ACTION ITEM — From start to finish, set down the entries below exactly, leaving out the pictures.

STORED DATA —
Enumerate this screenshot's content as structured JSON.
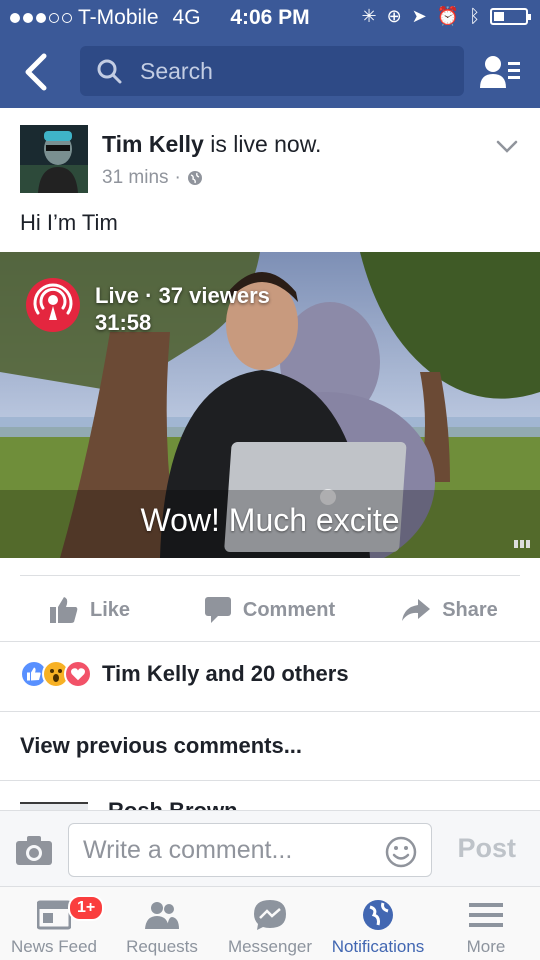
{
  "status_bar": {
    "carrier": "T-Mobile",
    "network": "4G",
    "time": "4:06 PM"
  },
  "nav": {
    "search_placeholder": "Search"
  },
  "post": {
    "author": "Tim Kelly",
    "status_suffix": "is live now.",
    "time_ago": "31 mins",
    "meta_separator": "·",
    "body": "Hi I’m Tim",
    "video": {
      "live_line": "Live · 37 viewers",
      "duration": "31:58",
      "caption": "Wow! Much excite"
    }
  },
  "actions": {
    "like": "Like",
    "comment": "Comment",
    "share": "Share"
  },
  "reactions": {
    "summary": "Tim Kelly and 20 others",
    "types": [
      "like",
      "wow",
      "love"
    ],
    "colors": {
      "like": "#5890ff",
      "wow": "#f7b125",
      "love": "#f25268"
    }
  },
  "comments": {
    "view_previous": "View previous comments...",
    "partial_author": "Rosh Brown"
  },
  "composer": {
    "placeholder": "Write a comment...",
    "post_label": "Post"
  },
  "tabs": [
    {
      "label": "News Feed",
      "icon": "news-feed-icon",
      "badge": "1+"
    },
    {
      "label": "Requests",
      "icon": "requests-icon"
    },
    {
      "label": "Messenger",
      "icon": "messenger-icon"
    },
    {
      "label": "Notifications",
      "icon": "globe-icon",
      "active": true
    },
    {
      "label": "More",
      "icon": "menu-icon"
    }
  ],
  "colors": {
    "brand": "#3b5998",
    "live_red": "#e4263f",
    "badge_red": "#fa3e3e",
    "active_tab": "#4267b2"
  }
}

RESULT —
Enumerate this screenshot's content as structured JSON.
{
  "status_bar": {
    "carrier": "T-Mobile",
    "network": "4G",
    "time": "4:06 PM"
  },
  "nav": {
    "search_placeholder": "Search"
  },
  "post": {
    "author": "Tim Kelly",
    "status_suffix": "is live now.",
    "time_ago": "31 mins",
    "meta_separator": "·",
    "body": "Hi I’m Tim",
    "video": {
      "live_line": "Live · 37 viewers",
      "duration": "31:58",
      "caption": "Wow! Much excite"
    }
  },
  "actions": {
    "like": "Like",
    "comment": "Comment",
    "share": "Share"
  },
  "reactions": {
    "summary": "Tim Kelly and 20 others",
    "types": [
      "like",
      "wow",
      "love"
    ],
    "colors": {
      "like": "#5890ff",
      "wow": "#f7b125",
      "love": "#f25268"
    }
  },
  "comments": {
    "view_previous": "View previous comments...",
    "partial_author": "Rosh Brown"
  },
  "composer": {
    "placeholder": "Write a comment...",
    "post_label": "Post"
  },
  "tabs": [
    {
      "label": "News Feed",
      "icon": "news-feed-icon",
      "badge": "1+"
    },
    {
      "label": "Requests",
      "icon": "requests-icon"
    },
    {
      "label": "Messenger",
      "icon": "messenger-icon"
    },
    {
      "label": "Notifications",
      "icon": "globe-icon",
      "active": true
    },
    {
      "label": "More",
      "icon": "menu-icon"
    }
  ],
  "colors": {
    "brand": "#3b5998",
    "live_red": "#e4263f",
    "badge_red": "#fa3e3e",
    "active_tab": "#4267b2"
  }
}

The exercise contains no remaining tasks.